Journal Volume 3 2000
The Hodson/Adair Family of Hollybrook (continued/4)
Related to Republicans and a Spy
Almost certainly Hartley Hodson and his family were in regular contact with Sir Robert and the new Lady Hodson. It is, however, rather doubtful whether Hartley's brother William and his wife, the former Margaret Armstrong, were equally welcome after 1798. Margaret was a relative of Captain Warneford Armstrong of the King's Co. Militia, who had been stationed in North Wicklow. His main claim to notoriety, however, was to have lured John and Henry Sheares into believing him to be a fellow conspirator. Only when Armstrong had extracted sufficient information, in the course of which he ingratiated himself with Mrs Henry Sheares and the children, did he report to Dublin Castle and became the star witness at the subsequent trial of the Sheares brothers. They were executed, but even in circles opposed to the United Irishmen it was felt afterwards that Captain Armstrong's conduct had been sneaky and unbecoming to a gentleman.

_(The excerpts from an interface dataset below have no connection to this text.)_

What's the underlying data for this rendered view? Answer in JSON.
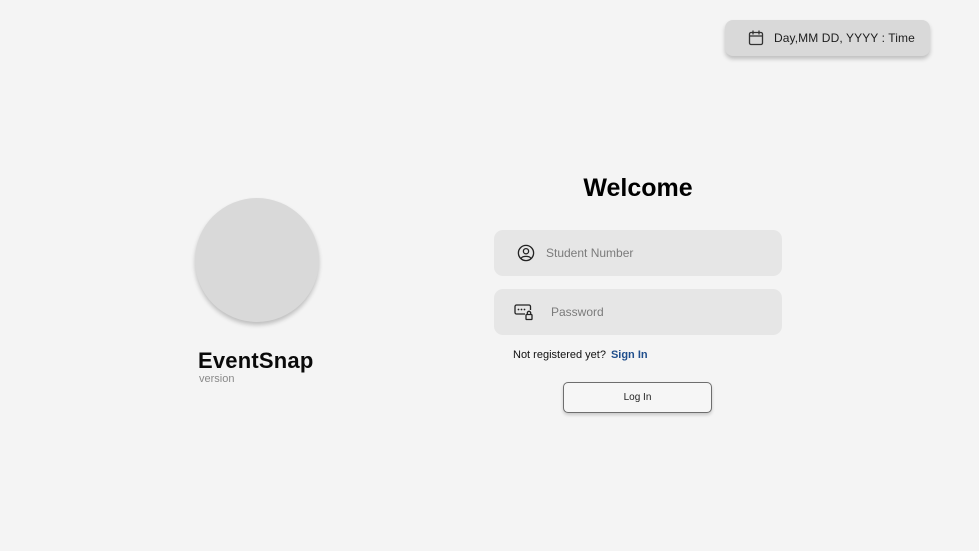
{
  "header": {
    "datetime": "Day,MM DD, YYYY : Time",
    "datetime_icon": "calendar-icon"
  },
  "branding": {
    "app_name": "EventSnap",
    "version_label": "version"
  },
  "login": {
    "title": "Welcome",
    "student_number": {
      "placeholder": "Student Number",
      "value": "",
      "icon": "user-circle-icon"
    },
    "password": {
      "placeholder": "Password",
      "value": "",
      "icon": "password-lock-icon"
    },
    "register_prompt": "Not registered yet?",
    "sign_in_link": "Sign In",
    "login_button": "Log In"
  },
  "colors": {
    "background": "#f4f4f4",
    "field_background": "#e6e6e6",
    "chip_background": "#d9d9d9",
    "link": "#1f4e8c"
  }
}
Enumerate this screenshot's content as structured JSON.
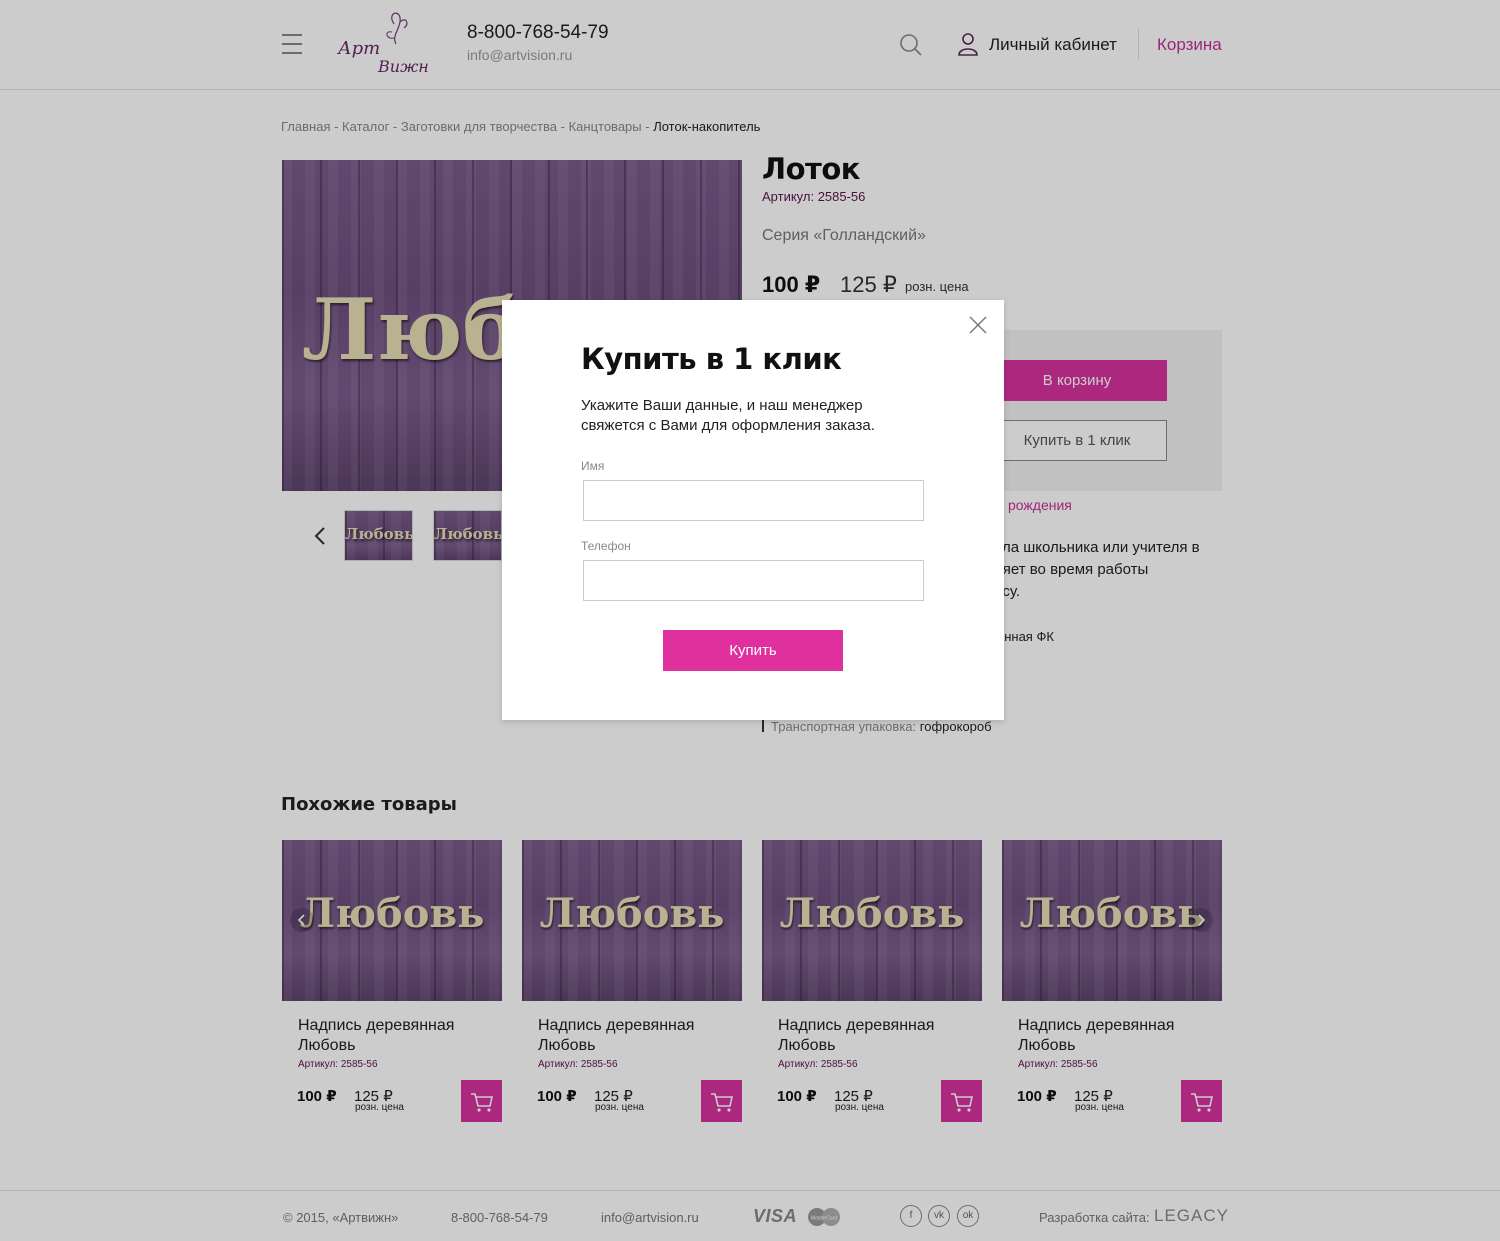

Sir Robert and Lady Hodson's position was made worse by the fact that Mrs Henry Sheares was none other than Sarah Neville of Marymount, Co. Kilkenny. She was Sir Robert's niece. It is unclear whether the Hodsons also knew that Sarah's unmarried brother-in-law, John Sheares, had a natural daughter at school in Bray. The conservative Hodson family was therefore related to both the Sheares brothers, who died extreme Republicans, and to Captain Armstrong, who continued to enjoy his government pension well into the middle of the nineteenth century. He could go nowhere without his armed guard, while the ordinary people had no intention to forget by dubbing him "Mr Sheares Armstrong".
Death of Youthful Baronet
Sir Robert Adair Hodson, the second baronet, was born in 1802 and inherited in 1809. His glowing opportunities were cut short when he died unmarried aged twenty nine.
His younger brother George, born in 1806, was suddenly catapulted into a large inheritance. With 1,211 acres in Co. Wicklow, 4,349 in Co. Cavan, 729 acres in Co. Meath, 502 acres in Co. Westmeath and 26 acres in Buckinghamshire, England, Sir George joined the ranks of the great Irish landowners. He had the old Adair home demolished and employed William Morrison as architect for the new, baronial style Hollybrook in 1834. He himself executed some murals and ceiling decorations and is said to have had considerable design input. The interior contains dark oak staircases and ceilings, gilding and wainscoting. He was also interested in new inventions, lighting Hollybrook by gas in 1859. Hollybrook's beautiful setting, attractive gardens, lake and splendid hall with stained glass, depicting Hodson family history - an ancestor had been bishop of Elphin - made it a popular venue for visitors well into the twentieth century. In the grounds a viewing tower modelled on ancient Irish round towers and erected during the Great Famine (probably as a local employment scheme) has survived to the present day. An ancient Irish doorway and carved head were inserted into some stone work in the farmyard.
As an amateur architect Sir George also designed the ornamental dairy in Kilruddery, which "is complete with black marble shelves inside where milk and butter were stored. Water sprayed out from the vent at the top, keeping the dairy cool."